* Task goal
Give a verbatim copy of the lines below, minus the pictures.

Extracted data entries

________________________

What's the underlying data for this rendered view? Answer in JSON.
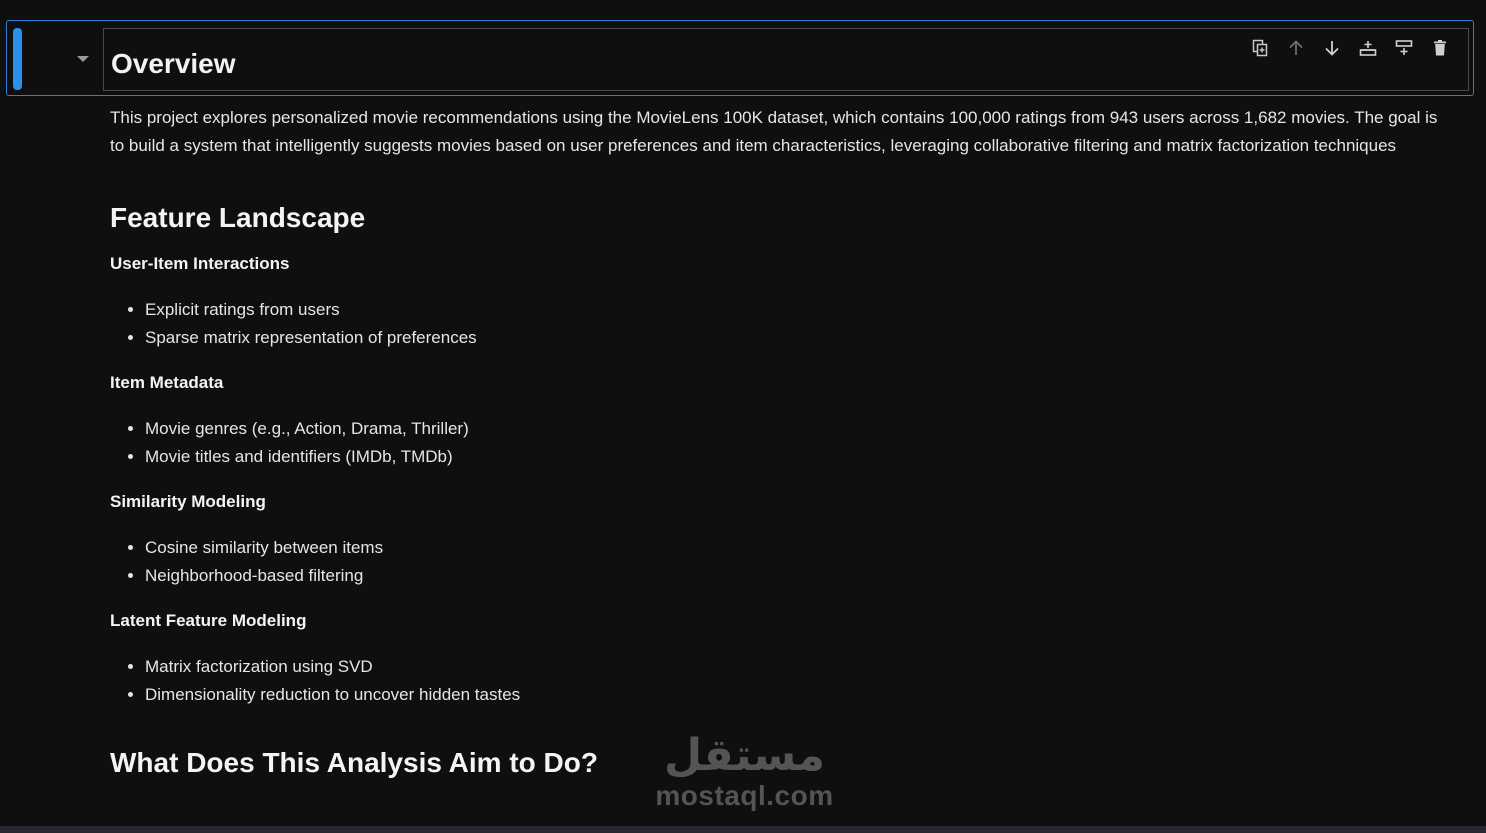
{
  "cell": {
    "title": "Overview"
  },
  "toolbar": [
    {
      "name": "duplicate-cell-icon",
      "label": "Duplicate"
    },
    {
      "name": "move-up-icon",
      "label": "Move up"
    },
    {
      "name": "move-down-icon",
      "label": "Move down"
    },
    {
      "name": "insert-below-icon",
      "label": "Insert below"
    },
    {
      "name": "insert-above-icon",
      "label": "Insert above"
    },
    {
      "name": "delete-icon",
      "label": "Delete"
    }
  ],
  "markdown": {
    "intro": "This project explores personalized movie recommendations using the MovieLens 100K dataset, which contains 100,000 ratings from 943 users across 1,682 movies. The goal is to build a system that intelligently suggests movies based on user preferences and item characteristics, leveraging collaborative filtering and matrix factorization techniques",
    "feature_heading": "Feature Landscape",
    "groups": [
      {
        "title": "User-Item Interactions",
        "items": [
          "Explicit ratings from users",
          "Sparse matrix representation of preferences"
        ]
      },
      {
        "title": "Item Metadata",
        "items": [
          "Movie genres (e.g., Action, Drama, Thriller)",
          "Movie titles and identifiers (IMDb, TMDb)"
        ]
      },
      {
        "title": "Similarity Modeling",
        "items": [
          "Cosine similarity between items",
          "Neighborhood-based filtering"
        ]
      },
      {
        "title": "Latent Feature Modeling",
        "items": [
          "Matrix factorization using SVD",
          "Dimensionality reduction to uncover hidden tastes"
        ]
      }
    ],
    "aim_heading": "What Does This Analysis Aim to Do?"
  },
  "watermark": {
    "arabic": "مستقل",
    "latin": "mostaql.com"
  },
  "colors": {
    "accent": "#2b8fee",
    "background": "#0f0f10",
    "text": "#e6e6e6"
  }
}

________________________

* Answer to this problem
What's the underlying data for this rendered view? Answer in JSON.
{
  "cell": {
    "title": "Overview"
  },
  "toolbar": [
    {
      "name": "duplicate-cell-icon",
      "label": "Duplicate"
    },
    {
      "name": "move-up-icon",
      "label": "Move up"
    },
    {
      "name": "move-down-icon",
      "label": "Move down"
    },
    {
      "name": "insert-below-icon",
      "label": "Insert below"
    },
    {
      "name": "insert-above-icon",
      "label": "Insert above"
    },
    {
      "name": "delete-icon",
      "label": "Delete"
    }
  ],
  "markdown": {
    "intro": "This project explores personalized movie recommendations using the MovieLens 100K dataset, which contains 100,000 ratings from 943 users across 1,682 movies. The goal is to build a system that intelligently suggests movies based on user preferences and item characteristics, leveraging collaborative filtering and matrix factorization techniques",
    "feature_heading": "Feature Landscape",
    "groups": [
      {
        "title": "User-Item Interactions",
        "items": [
          "Explicit ratings from users",
          "Sparse matrix representation of preferences"
        ]
      },
      {
        "title": "Item Metadata",
        "items": [
          "Movie genres (e.g., Action, Drama, Thriller)",
          "Movie titles and identifiers (IMDb, TMDb)"
        ]
      },
      {
        "title": "Similarity Modeling",
        "items": [
          "Cosine similarity between items",
          "Neighborhood-based filtering"
        ]
      },
      {
        "title": "Latent Feature Modeling",
        "items": [
          "Matrix factorization using SVD",
          "Dimensionality reduction to uncover hidden tastes"
        ]
      }
    ],
    "aim_heading": "What Does This Analysis Aim to Do?"
  },
  "watermark": {
    "arabic": "مستقل",
    "latin": "mostaql.com"
  },
  "colors": {
    "accent": "#2b8fee",
    "background": "#0f0f10",
    "text": "#e6e6e6"
  }
}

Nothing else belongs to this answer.